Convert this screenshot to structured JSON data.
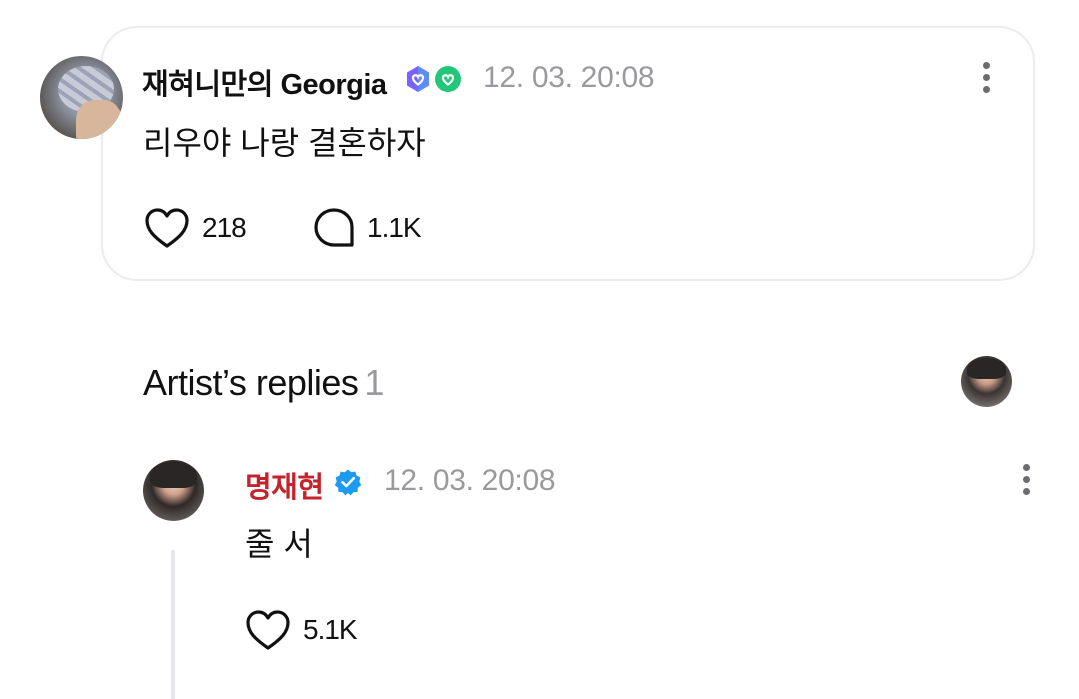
{
  "post": {
    "author": "재혀니만의 Georgia",
    "badges": [
      "membership-badge-purple",
      "membership-badge-green"
    ],
    "timestamp": "12. 03. 20:08",
    "text": "리우야 나랑 결혼하자",
    "likes": "218",
    "comments": "1.1K"
  },
  "replies_section": {
    "title": "Artist’s replies",
    "count": "1"
  },
  "reply": {
    "author": "명재현",
    "author_color": "#c3242c",
    "badge": "verified-badge",
    "timestamp": "12. 03. 20:08",
    "text": "줄 서",
    "likes": "5.1K"
  },
  "colors": {
    "muted": "#9a9a9e",
    "border": "#ececef",
    "verified": "#1d9bf0"
  }
}
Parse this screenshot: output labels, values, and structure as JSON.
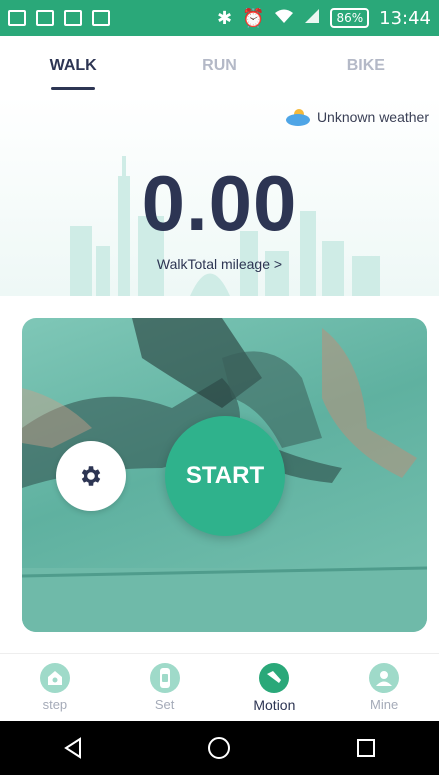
{
  "status_bar": {
    "battery": "86%",
    "time": "13:44"
  },
  "tabs": [
    {
      "label": "WALK",
      "active": true
    },
    {
      "label": "RUN",
      "active": false
    },
    {
      "label": "BIKE",
      "active": false
    }
  ],
  "weather": {
    "text": "Unknown weather",
    "icon": "cloud-sun-icon"
  },
  "mileage": {
    "value": "0.00",
    "link_label": "WalkTotal mileage >"
  },
  "actions": {
    "start_label": "START",
    "settings_icon": "gear-icon"
  },
  "bottom_nav": [
    {
      "label": "step",
      "icon": "home-icon",
      "active": false
    },
    {
      "label": "Set",
      "icon": "watch-icon",
      "active": false
    },
    {
      "label": "Motion",
      "icon": "shoe-icon",
      "active": true
    },
    {
      "label": "Mine",
      "icon": "person-icon",
      "active": false
    }
  ],
  "colors": {
    "accent": "#2aa879",
    "title": "#2d3553",
    "inactive": "#b4b9c7"
  }
}
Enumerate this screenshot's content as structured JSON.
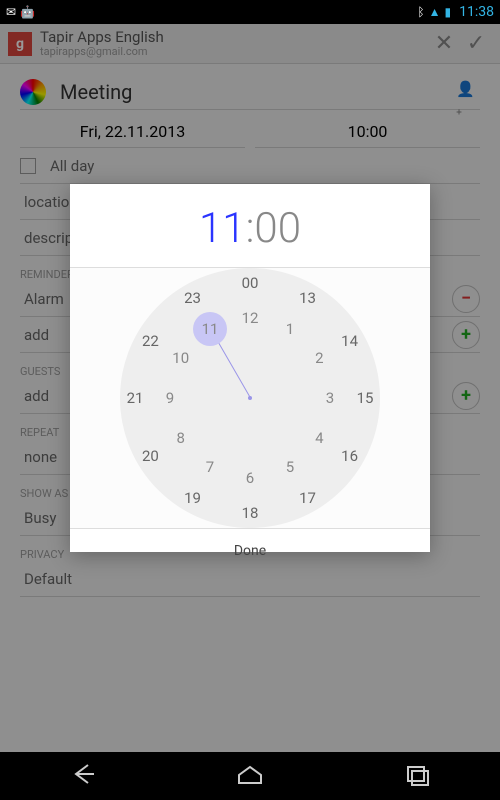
{
  "statusbar": {
    "time": "11:38"
  },
  "header": {
    "title": "Tapir Apps English",
    "subtitle": "tapirapps@gmail.com"
  },
  "event": {
    "title": "Meeting",
    "date": "Fri, 22.11.2013",
    "time": "10:00",
    "allday_label": "All day",
    "location_placeholder": "location",
    "description_placeholder": "description"
  },
  "sections": {
    "reminder_label": "REMINDER",
    "reminder_value": "Alarm",
    "guests_label": "GUESTS",
    "guests_placeholder": "add",
    "repeat_label": "REPEAT",
    "repeat_value": "none",
    "showas_label": "SHOW AS",
    "showas_value": "Busy",
    "privacy_label": "PRIVACY",
    "privacy_value": "Default"
  },
  "picker": {
    "hour": "11",
    "sep": ":",
    "minute": "00",
    "done": "Done",
    "selected_hour": 11,
    "inner": [
      "12",
      "1",
      "2",
      "3",
      "4",
      "5",
      "6",
      "7",
      "8",
      "9",
      "10",
      "11"
    ],
    "outer": [
      "00",
      "13",
      "14",
      "15",
      "16",
      "17",
      "18",
      "19",
      "20",
      "21",
      "22",
      "23"
    ]
  }
}
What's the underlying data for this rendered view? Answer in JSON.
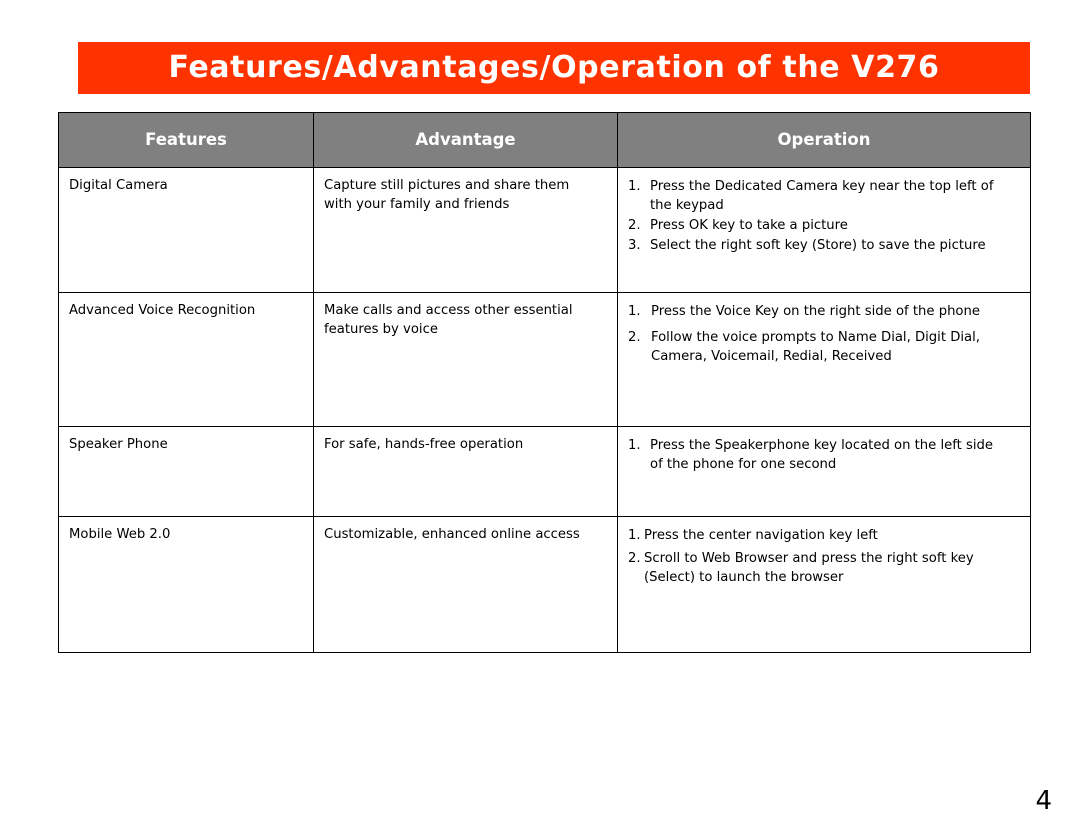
{
  "slide": {
    "title": "Features/Advantages/Operation of the V276",
    "page_number": "4",
    "banner_color": "#FF3300",
    "header_row_color": "#808080",
    "title_text_color": "#FFFFFF",
    "body_text_color": "#000000"
  },
  "table": {
    "columns": [
      {
        "key": "features",
        "label": "Features"
      },
      {
        "key": "advantage",
        "label": "Advantage"
      },
      {
        "key": "operation",
        "label": "Operation"
      }
    ],
    "rows": [
      {
        "feature": "Digital Camera",
        "advantage": "Capture still pictures and share them\nwith your family and friends",
        "operation_steps": [
          {
            "num": "1.",
            "text": "Press the Dedicated Camera key near the top left of\n the keypad"
          },
          {
            "num": "2.",
            "text": "Press OK key to take a picture"
          },
          {
            "num": "3.",
            "text": "Select the right soft key (Store) to save the picture"
          }
        ]
      },
      {
        "feature": "Advanced Voice Recognition",
        "advantage": "Make calls and access other essential\nfeatures by voice",
        "operation_steps": [
          {
            "num": "1.",
            "text": "Press the Voice Key on the right  side of the phone"
          },
          {
            "num": "2.",
            "text": "Follow the voice prompts to Name Dial, Digit Dial,\nCamera, Voicemail, Redial, Received"
          }
        ]
      },
      {
        "feature": "Speaker Phone",
        "advantage": "For safe, hands-free operation",
        "operation_steps": [
          {
            "num": "1.",
            "text": "Press the Speakerphone key located on the left side\n of the phone for one second"
          }
        ]
      },
      {
        "feature": "Mobile Web 2.0",
        "advantage": "Customizable, enhanced online access",
        "operation_steps": [
          {
            "num": "1.",
            "text": "Press the center navigation key left"
          },
          {
            "num": "2.",
            "text": "Scroll to Web Browser and press the right soft key\n (Select) to launch the browser"
          }
        ]
      }
    ]
  }
}
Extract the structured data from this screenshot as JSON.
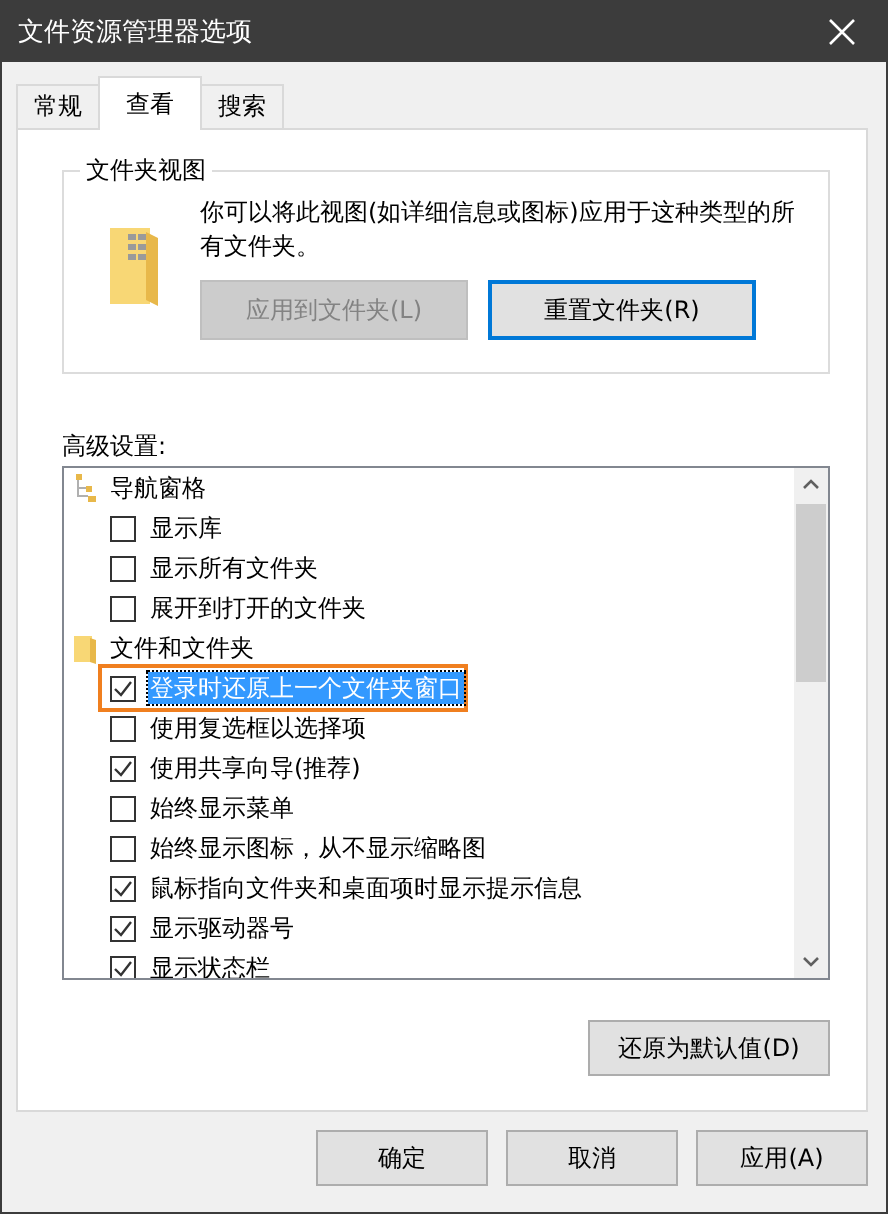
{
  "window": {
    "title": "文件资源管理器选项"
  },
  "tabs": [
    {
      "label": "常规",
      "selected": false
    },
    {
      "label": "查看",
      "selected": true
    },
    {
      "label": "搜索",
      "selected": false
    }
  ],
  "folder_views": {
    "title": "文件夹视图",
    "description": "你可以将此视图(如详细信息或图标)应用于这种类型的所有文件夹。",
    "buttons": [
      {
        "label": "应用到文件夹(L)",
        "disabled": true,
        "default": false
      },
      {
        "label": "重置文件夹(R)",
        "disabled": false,
        "default": true
      }
    ]
  },
  "advanced": {
    "label": "高级设置:",
    "groups": [
      {
        "kind": "navigation",
        "label": "导航窗格",
        "children": [
          {
            "label": "显示库",
            "checked": false,
            "selected": false,
            "highlighted": false
          },
          {
            "label": "显示所有文件夹",
            "checked": false,
            "selected": false,
            "highlighted": false
          },
          {
            "label": "展开到打开的文件夹",
            "checked": false,
            "selected": false,
            "highlighted": false
          }
        ]
      },
      {
        "kind": "folder",
        "label": "文件和文件夹",
        "children": [
          {
            "label": "登录时还原上一个文件夹窗口",
            "checked": true,
            "selected": true,
            "highlighted": true
          },
          {
            "label": "使用复选框以选择项",
            "checked": false,
            "selected": false,
            "highlighted": false
          },
          {
            "label": "使用共享向导(推荐)",
            "checked": true,
            "selected": false,
            "highlighted": false
          },
          {
            "label": "始终显示菜单",
            "checked": false,
            "selected": false,
            "highlighted": false
          },
          {
            "label": "始终显示图标，从不显示缩略图",
            "checked": false,
            "selected": false,
            "highlighted": false
          },
          {
            "label": "鼠标指向文件夹和桌面项时显示提示信息",
            "checked": true,
            "selected": false,
            "highlighted": false
          },
          {
            "label": "显示驱动器号",
            "checked": true,
            "selected": false,
            "highlighted": false
          },
          {
            "label": "显示状态栏",
            "checked": true,
            "selected": false,
            "highlighted": false
          }
        ]
      }
    ]
  },
  "restore_button": "还原为默认值(D)",
  "buttons": [
    "确定",
    "取消",
    "应用(A)"
  ]
}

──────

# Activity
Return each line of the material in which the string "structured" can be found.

# Output below
Convert this screenshot to structured JSON data.
Enumerate this screenshot's content as structured JSON.
Extract the structured data from this screenshot as JSON.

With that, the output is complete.